● **WHAT TO PRODUCE**:
On how many lines of these entries does the word "Philippines" occur? State the number alone.

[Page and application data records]
_ _ _ _ _ _ _

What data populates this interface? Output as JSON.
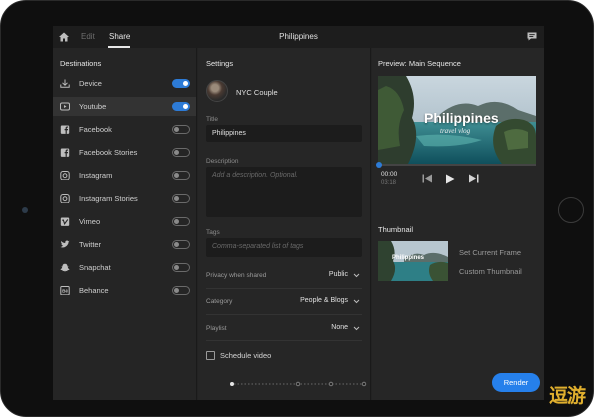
{
  "header": {
    "edit_tab": "Edit",
    "share_tab": "Share",
    "project_title": "Philippines"
  },
  "destinations": {
    "heading": "Destinations",
    "items": [
      {
        "label": "Device",
        "icon": "download-icon",
        "enabled": true
      },
      {
        "label": "Youtube",
        "icon": "youtube-icon",
        "enabled": true
      },
      {
        "label": "Facebook",
        "icon": "facebook-icon",
        "enabled": false
      },
      {
        "label": "Facebook Stories",
        "icon": "facebook-icon",
        "enabled": false
      },
      {
        "label": "Instagram",
        "icon": "instagram-icon",
        "enabled": false
      },
      {
        "label": "Instagram Stories",
        "icon": "instagram-icon",
        "enabled": false
      },
      {
        "label": "Vimeo",
        "icon": "vimeo-icon",
        "enabled": false
      },
      {
        "label": "Twitter",
        "icon": "twitter-icon",
        "enabled": false
      },
      {
        "label": "Snapchat",
        "icon": "snapchat-icon",
        "enabled": false
      },
      {
        "label": "Behance",
        "icon": "behance-icon",
        "enabled": false
      }
    ]
  },
  "settings": {
    "heading": "Settings",
    "account_name": "NYC Couple",
    "title_label": "Title",
    "title_value": "Philippines",
    "description_label": "Description",
    "description_placeholder": "Add a description. Optional.",
    "tags_label": "Tags",
    "tags_placeholder": "Comma-separated list of tags",
    "privacy_label": "Privacy when shared",
    "privacy_value": "Public",
    "category_label": "Category",
    "category_value": "People & Blogs",
    "playlist_label": "Playlist",
    "playlist_value": "None",
    "schedule_label": "Schedule video",
    "schedule_checked": false
  },
  "preview": {
    "heading": "Preview: Main Sequence",
    "video_title": "Philippines",
    "video_subtitle": "travel vlog",
    "timecode_current": "00:00",
    "timecode_total": "03:18",
    "playhead_fraction": 0.0
  },
  "thumbnail": {
    "heading": "Thumbnail",
    "image_title": "Philippines",
    "set_current_frame": "Set Current Frame",
    "custom_thumbnail": "Custom Thumbnail"
  },
  "footer": {
    "render_label": "Render",
    "page_count": 4,
    "current_page": 1
  },
  "watermark": "逗游",
  "colors": {
    "accent": "#2680eb",
    "toggle_on": "#2d7bd6",
    "panel_bg": "#262626",
    "watermark": "#e0af2e"
  }
}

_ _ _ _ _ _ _

● **ANSWER FOR THIS EXERCISE**:
4